*WORK TO COMPLETE:* Whenever a line below includes "World", add it to the tally, then give the total and nothing more.

*EXERCISE DATA:*
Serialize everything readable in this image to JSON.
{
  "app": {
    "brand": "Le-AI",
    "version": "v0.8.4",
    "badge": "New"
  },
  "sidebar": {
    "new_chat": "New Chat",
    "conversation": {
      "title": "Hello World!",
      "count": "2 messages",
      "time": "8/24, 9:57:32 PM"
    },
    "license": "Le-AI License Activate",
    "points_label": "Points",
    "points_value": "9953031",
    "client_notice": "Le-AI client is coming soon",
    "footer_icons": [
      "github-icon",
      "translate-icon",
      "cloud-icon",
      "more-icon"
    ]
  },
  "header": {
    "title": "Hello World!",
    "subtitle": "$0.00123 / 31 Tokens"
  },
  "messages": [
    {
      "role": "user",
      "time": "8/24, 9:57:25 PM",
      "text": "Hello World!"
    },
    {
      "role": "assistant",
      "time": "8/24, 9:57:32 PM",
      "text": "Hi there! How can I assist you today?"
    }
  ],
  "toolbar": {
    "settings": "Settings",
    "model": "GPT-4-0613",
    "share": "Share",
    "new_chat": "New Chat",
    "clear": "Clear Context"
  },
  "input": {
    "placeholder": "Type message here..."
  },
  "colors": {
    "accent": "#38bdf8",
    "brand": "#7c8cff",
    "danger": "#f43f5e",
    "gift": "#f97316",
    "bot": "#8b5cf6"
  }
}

*TASK RESULT:* 3